However, minor developments have irked some old-time regulars at these musical events.
“People have started singing filmi songs and lavnis,” laments tabla maestro Aneesh Pradhan. “You don’t need to wake up early for a special Diwali concert to hear that kind of music. I have nothing against popular music, but we hear them through the year anyway. How is Diwali special then?” Pradhan, along with his wife and celebrated vocalist Shubha Mudgal, set the tone for the season with a pre-Diwali concert on Friday.
Vocalist Devki Pandit, who is performing at an early morning concert at Juhu’s Ajivasan Music academy, says that she sings nothing other than bhajans. “I am gentle but firm about what I will and will not perform,” she said. She is partial to her guru Pandit Jeetendra Abhisheki’s compositions in raga lalit and bilaskhani todi, she added. The latter is also a favourite with Ustad Rashid Khan who is also performing at a morning concert at the Yeshwantrao Chavan auditorium.
The concerts attracts not just Maharashtrians but others too. As 14-year-old Bharati Sunderam figured out what to wear for the occasion, her mother Dhanya said, “We would have such early morning temple recitals back in the south when I was growing up. I feel this is a great way to keep the traditional alive during festival time.”

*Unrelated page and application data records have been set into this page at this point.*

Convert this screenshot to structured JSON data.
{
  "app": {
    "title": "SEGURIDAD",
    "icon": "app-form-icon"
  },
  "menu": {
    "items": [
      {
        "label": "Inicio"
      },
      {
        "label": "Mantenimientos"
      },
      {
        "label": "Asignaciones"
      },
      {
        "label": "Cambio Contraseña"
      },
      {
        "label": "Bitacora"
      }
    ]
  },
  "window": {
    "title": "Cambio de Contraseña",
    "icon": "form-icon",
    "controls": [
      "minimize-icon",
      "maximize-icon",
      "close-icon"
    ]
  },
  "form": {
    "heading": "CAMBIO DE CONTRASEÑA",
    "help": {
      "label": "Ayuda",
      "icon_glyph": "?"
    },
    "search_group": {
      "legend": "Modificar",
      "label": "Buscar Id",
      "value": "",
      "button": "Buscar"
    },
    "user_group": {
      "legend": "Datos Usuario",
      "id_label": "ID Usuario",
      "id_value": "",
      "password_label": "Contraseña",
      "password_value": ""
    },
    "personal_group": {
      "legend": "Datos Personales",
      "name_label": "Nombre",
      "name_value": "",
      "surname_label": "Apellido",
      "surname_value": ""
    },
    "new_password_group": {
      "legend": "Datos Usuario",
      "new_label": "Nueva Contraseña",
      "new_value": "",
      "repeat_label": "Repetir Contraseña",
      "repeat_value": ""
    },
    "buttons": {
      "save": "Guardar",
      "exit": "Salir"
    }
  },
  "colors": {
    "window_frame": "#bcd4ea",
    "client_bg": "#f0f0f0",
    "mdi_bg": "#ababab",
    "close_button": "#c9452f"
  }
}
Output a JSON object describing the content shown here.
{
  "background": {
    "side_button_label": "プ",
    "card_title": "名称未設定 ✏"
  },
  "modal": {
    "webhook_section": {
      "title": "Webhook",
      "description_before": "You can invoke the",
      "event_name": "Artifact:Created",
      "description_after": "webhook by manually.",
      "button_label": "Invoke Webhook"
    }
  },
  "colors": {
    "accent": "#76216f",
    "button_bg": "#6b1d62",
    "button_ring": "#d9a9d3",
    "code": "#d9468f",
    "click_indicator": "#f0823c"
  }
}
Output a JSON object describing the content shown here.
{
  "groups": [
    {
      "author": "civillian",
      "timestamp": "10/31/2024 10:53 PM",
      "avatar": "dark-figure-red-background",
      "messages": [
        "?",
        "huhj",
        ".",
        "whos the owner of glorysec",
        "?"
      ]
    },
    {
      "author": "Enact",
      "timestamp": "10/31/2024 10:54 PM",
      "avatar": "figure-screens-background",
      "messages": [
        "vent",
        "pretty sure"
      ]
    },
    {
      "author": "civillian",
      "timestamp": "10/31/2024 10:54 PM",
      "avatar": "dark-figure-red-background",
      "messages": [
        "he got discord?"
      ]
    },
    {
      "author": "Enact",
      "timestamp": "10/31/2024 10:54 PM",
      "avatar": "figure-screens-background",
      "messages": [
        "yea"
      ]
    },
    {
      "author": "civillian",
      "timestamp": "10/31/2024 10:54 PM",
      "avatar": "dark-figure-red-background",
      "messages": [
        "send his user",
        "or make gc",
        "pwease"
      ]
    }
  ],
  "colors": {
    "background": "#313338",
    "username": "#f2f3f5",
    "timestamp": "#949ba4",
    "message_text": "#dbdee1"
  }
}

The compositions that Mudgal sang have been compiled by her since her ordainment into the Vaishnav tradition 15 years ago. “I was baffled when first approached to offer raga sewa at the Radha Raman temple and the Chaitanya Prem Sansthan at Vrindavan by a friend, but later I was drawn to the idea of serving the Lord with music,” she says. “It would be almost impossible to not be moved by the beauty of Radha-Krishna songs at a Diwali gambling session, and hearing how Krishna was exhorted to bathe in milk in preparation of meeting his beloved on Chhoti Diwali.”

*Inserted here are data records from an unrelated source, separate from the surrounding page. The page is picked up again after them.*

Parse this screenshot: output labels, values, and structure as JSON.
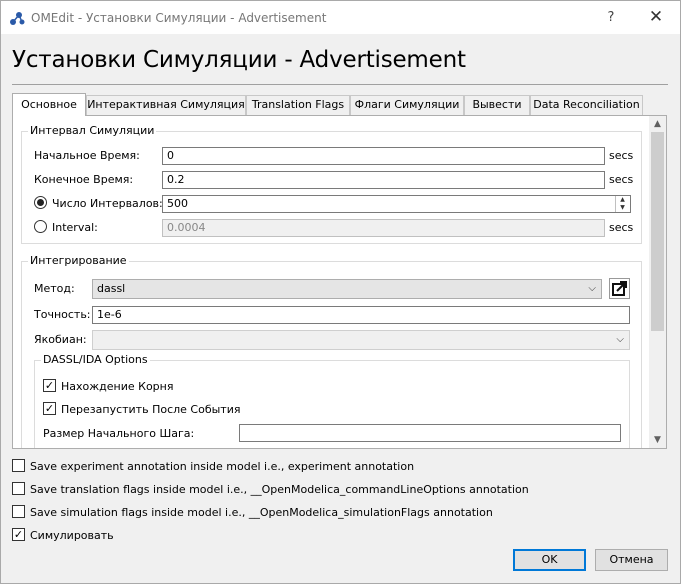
{
  "window": {
    "title": "OMEdit - Установки Симуляции - Advertisement",
    "help_label": "?",
    "close_label": "✕"
  },
  "heading": "Установки Симуляции - Advertisement",
  "tabs": [
    {
      "label": "Основное",
      "active": true
    },
    {
      "label": "Интерактивная Симуляция"
    },
    {
      "label": "Translation Flags"
    },
    {
      "label": "Флаги Симуляции"
    },
    {
      "label": "Вывести"
    },
    {
      "label": "Data Reconciliation"
    }
  ],
  "interval_group": {
    "title": "Интервал Симуляции",
    "start_time": {
      "label": "Начальное Время:",
      "value": "0",
      "unit": "secs"
    },
    "stop_time": {
      "label": "Конечное Время:",
      "value": "0.2",
      "unit": "secs"
    },
    "num_intervals": {
      "label": "Число Интервалов:",
      "value": "500",
      "selected": true
    },
    "interval": {
      "label": "Interval:",
      "value": "0.0004",
      "unit": "secs",
      "selected": false
    }
  },
  "integration_group": {
    "title": "Интегрирование",
    "method": {
      "label": "Метод:",
      "value": "dassl"
    },
    "tolerance": {
      "label": "Точность:",
      "value": "1e-6"
    },
    "jacobian": {
      "label": "Якобиан:",
      "value": ""
    },
    "dassl_group": {
      "title": "DASSL/IDA Options",
      "root_finding": {
        "label": "Нахождение Корня",
        "checked": true
      },
      "restart_after_event": {
        "label": "Перезапустить После События",
        "checked": true
      },
      "initial_step_size": {
        "label": "Размер Начального Шага:",
        "value": ""
      }
    }
  },
  "options": [
    {
      "label": "Save experiment annotation inside model i.e., experiment annotation",
      "checked": false
    },
    {
      "label": "Save translation flags inside model i.e., __OpenModelica_commandLineOptions annotation",
      "checked": false
    },
    {
      "label": "Save simulation flags inside model i.e., __OpenModelica_simulationFlags annotation",
      "checked": false
    },
    {
      "label": "Симулировать",
      "checked": true
    }
  ],
  "buttons": {
    "ok": "OK",
    "cancel": "Отмена"
  },
  "check_glyph": "✓",
  "colors": {
    "accent": "#0078d7"
  }
}
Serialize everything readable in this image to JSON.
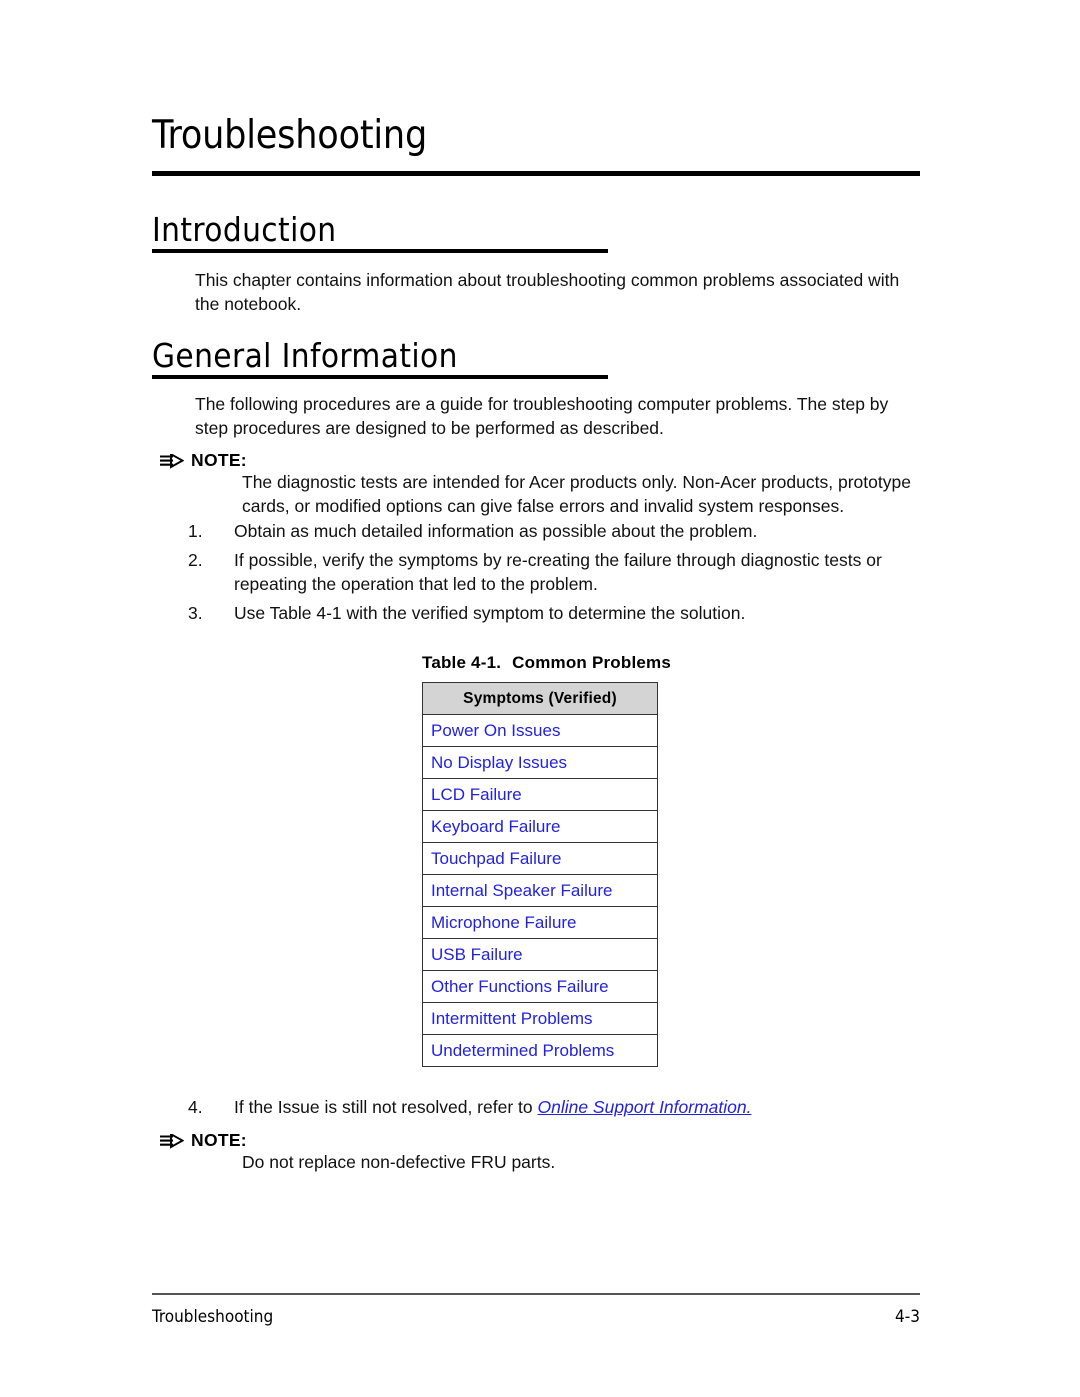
{
  "chapter": {
    "title": "Troubleshooting"
  },
  "sections": {
    "introduction": {
      "heading": "Introduction",
      "paragraph": "This chapter contains information about troubleshooting common problems associated with the notebook."
    },
    "general_information": {
      "heading": "General Information",
      "paragraph": "The following procedures are a guide for troubleshooting computer problems. The step by step procedures are designed to be performed as described."
    }
  },
  "notes": [
    {
      "label": "NOTE:",
      "icon": "triple-line-arrow-icon",
      "body": "The diagnostic tests are intended for Acer products only. Non-Acer products, prototype cards, or modified options can give false errors and invalid system responses."
    },
    {
      "label": "NOTE:",
      "icon": "triple-line-arrow-icon",
      "body": "Do not replace non-defective FRU parts."
    }
  ],
  "procedure_steps": [
    {
      "number": "1.",
      "text": "Obtain as much detailed information as possible about the problem."
    },
    {
      "number": "2.",
      "text": "If possible, verify the symptoms by re-creating the failure through diagnostic tests or repeating the operation that led to the problem."
    },
    {
      "number": "3.",
      "text": "Use Table 4-1 with the verified symptom to determine the solution."
    }
  ],
  "step_four": {
    "number": "4.",
    "text_before": "If the Issue is still not resolved, refer to ",
    "link_text": "Online Support Information."
  },
  "table": {
    "caption_number": "Table 4-1.",
    "caption_title": "Common Problems",
    "header": "Symptoms (Verified)",
    "rows": [
      "Power On Issues",
      "No Display Issues",
      "LCD Failure",
      "Keyboard Failure",
      "Touchpad Failure",
      "Internal Speaker Failure",
      "Microphone Failure",
      "USB Failure",
      "Other Functions Failure",
      "Intermittent Problems",
      "Undetermined Problems"
    ]
  },
  "footer": {
    "left": "Troubleshooting",
    "page_number": "4-3"
  },
  "colors": {
    "link": "#2222dd",
    "table_header_bg": "#d4d4d4",
    "rule": "#000000"
  }
}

Mudgal has no problem with the ‘Bollywoodisation’ of these concerts though. “I don’t want to dictate and tell people what to perform or listen to. If the latest Bollywood chartbuster works for them, then I can live with that. What is important is that classical, semi-classical and devotional music doesn’t get affected in the process,” Mudgal told DNA.